BEGIN
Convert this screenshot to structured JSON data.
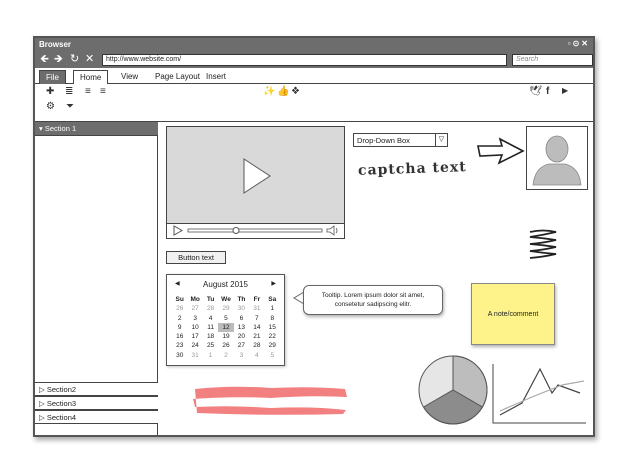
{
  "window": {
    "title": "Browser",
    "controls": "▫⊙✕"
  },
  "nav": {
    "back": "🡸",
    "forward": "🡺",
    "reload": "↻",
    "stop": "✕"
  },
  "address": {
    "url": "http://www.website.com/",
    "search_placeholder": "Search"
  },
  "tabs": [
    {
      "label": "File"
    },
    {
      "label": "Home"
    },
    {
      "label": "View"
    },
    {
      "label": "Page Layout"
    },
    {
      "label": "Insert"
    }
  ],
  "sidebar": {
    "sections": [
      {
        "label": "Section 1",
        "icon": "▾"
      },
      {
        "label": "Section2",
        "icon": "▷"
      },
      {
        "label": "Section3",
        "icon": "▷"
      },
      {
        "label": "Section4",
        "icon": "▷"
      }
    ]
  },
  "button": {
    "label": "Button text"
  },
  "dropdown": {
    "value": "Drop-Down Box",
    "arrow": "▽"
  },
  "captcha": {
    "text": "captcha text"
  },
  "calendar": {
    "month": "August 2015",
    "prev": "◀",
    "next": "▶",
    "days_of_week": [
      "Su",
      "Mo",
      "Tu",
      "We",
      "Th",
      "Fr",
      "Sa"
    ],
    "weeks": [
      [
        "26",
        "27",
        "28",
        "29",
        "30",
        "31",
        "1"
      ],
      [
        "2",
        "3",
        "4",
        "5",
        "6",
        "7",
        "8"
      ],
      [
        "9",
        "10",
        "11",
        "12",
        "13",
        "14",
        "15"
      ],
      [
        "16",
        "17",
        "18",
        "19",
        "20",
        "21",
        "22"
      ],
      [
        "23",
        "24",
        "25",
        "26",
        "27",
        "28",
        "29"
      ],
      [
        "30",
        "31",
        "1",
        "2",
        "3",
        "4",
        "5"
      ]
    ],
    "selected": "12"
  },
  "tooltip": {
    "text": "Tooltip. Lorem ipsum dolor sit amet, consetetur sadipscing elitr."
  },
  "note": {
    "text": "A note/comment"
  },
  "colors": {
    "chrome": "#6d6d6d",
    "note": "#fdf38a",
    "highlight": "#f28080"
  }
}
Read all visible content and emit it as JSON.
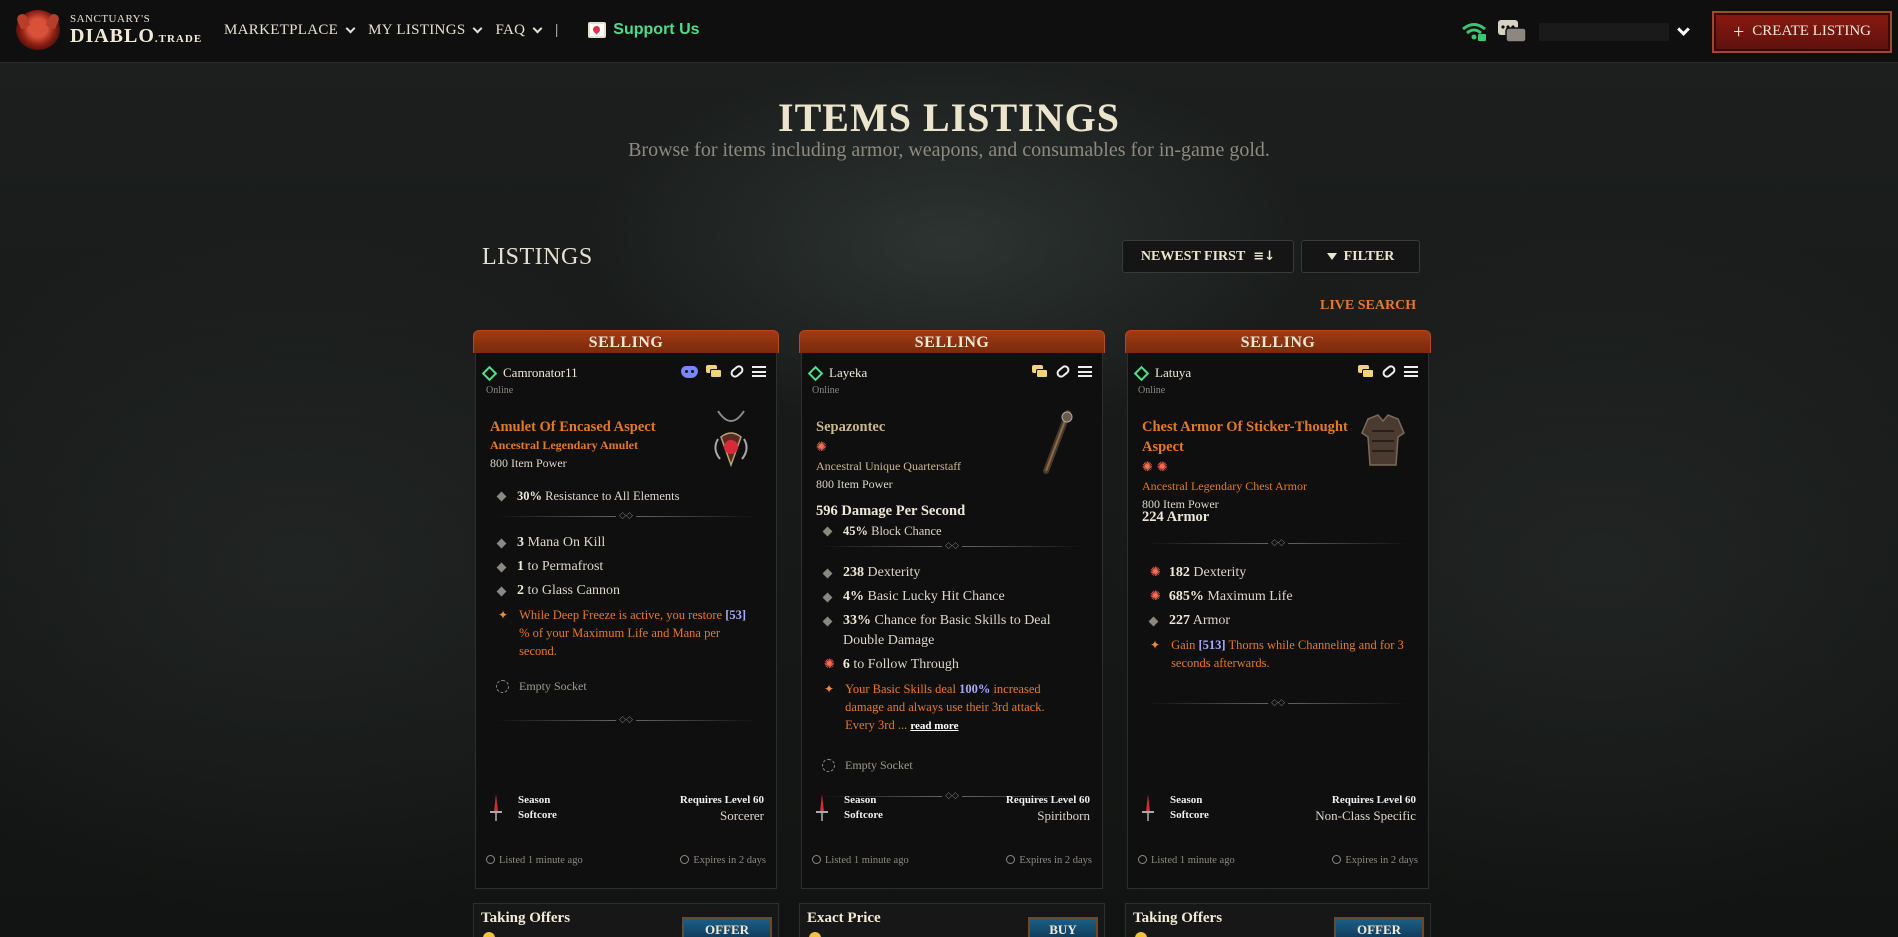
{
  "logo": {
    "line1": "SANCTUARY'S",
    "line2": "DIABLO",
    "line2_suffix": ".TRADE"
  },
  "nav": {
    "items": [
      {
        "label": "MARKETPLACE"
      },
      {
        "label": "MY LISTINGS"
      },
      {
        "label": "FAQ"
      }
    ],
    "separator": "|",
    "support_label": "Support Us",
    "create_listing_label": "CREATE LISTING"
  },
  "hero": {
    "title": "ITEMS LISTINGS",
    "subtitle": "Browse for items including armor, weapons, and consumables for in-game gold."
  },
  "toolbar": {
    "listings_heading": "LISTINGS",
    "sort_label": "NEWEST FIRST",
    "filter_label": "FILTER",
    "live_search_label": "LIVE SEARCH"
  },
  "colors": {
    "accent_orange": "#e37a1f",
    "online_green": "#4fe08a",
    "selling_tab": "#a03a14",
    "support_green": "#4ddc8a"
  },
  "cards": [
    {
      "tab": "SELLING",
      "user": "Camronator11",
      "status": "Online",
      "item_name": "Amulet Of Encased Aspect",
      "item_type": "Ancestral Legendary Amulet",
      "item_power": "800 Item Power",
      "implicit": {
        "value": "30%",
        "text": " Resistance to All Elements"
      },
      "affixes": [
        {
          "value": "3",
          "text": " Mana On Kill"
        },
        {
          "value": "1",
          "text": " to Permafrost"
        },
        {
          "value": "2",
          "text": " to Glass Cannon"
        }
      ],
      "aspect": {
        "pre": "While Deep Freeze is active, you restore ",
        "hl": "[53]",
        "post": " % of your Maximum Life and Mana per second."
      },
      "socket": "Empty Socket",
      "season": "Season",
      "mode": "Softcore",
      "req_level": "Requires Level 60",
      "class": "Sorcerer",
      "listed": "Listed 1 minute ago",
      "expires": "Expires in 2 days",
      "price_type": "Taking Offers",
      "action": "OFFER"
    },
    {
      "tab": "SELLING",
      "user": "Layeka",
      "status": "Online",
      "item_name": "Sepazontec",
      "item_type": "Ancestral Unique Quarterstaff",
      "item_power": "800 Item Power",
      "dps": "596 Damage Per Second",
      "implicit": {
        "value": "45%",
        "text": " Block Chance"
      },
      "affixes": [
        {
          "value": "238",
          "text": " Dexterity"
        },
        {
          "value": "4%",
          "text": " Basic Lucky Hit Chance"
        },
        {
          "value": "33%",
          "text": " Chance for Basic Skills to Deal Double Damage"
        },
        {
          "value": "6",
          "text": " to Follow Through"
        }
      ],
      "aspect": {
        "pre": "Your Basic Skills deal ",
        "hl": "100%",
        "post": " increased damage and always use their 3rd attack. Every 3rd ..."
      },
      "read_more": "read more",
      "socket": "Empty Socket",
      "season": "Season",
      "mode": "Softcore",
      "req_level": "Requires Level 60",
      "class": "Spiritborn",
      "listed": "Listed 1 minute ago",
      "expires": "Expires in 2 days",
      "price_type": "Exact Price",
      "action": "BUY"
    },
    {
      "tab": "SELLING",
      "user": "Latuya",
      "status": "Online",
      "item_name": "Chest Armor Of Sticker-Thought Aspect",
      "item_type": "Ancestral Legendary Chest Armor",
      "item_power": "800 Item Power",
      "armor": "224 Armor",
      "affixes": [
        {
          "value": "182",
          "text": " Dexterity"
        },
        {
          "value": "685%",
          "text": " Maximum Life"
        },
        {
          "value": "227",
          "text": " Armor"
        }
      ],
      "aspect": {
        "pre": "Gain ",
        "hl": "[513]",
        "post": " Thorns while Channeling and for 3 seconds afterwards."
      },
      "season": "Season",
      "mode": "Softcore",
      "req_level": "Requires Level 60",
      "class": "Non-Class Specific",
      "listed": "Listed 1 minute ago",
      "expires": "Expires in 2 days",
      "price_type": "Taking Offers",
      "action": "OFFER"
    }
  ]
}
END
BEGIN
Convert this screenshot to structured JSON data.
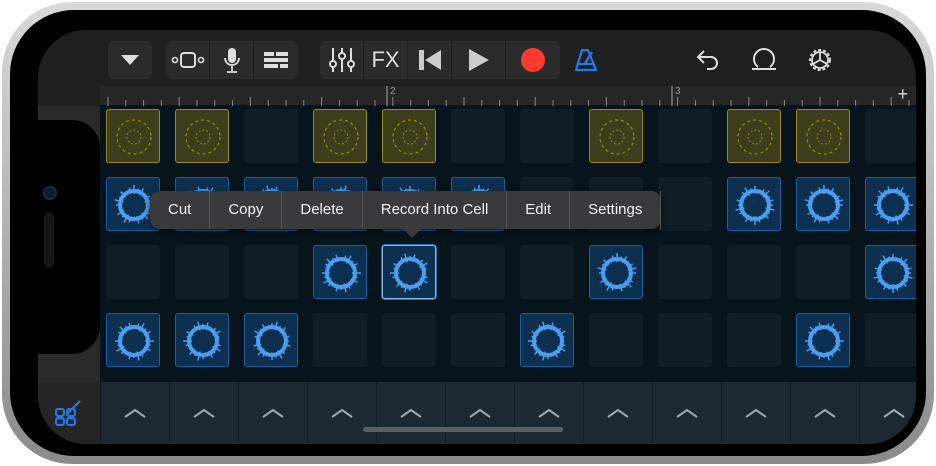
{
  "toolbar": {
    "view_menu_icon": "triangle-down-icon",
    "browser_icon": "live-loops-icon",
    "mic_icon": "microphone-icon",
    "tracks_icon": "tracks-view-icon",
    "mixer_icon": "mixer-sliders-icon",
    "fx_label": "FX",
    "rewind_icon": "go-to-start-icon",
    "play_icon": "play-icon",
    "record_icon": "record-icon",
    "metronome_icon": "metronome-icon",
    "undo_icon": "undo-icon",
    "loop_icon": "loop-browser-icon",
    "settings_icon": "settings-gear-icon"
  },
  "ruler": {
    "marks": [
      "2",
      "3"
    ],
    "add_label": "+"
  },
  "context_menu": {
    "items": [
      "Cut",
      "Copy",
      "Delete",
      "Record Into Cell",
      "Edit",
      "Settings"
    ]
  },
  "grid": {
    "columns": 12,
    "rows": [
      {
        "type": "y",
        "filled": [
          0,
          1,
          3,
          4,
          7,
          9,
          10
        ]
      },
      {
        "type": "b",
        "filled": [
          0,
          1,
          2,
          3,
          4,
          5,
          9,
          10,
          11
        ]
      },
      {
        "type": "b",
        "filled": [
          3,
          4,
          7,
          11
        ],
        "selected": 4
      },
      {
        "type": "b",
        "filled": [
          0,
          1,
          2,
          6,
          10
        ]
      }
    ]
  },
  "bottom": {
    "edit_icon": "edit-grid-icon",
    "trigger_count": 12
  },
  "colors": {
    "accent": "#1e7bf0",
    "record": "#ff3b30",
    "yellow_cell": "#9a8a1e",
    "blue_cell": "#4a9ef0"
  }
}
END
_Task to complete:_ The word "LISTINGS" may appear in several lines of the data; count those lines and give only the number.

_Solution to this problem:_ 3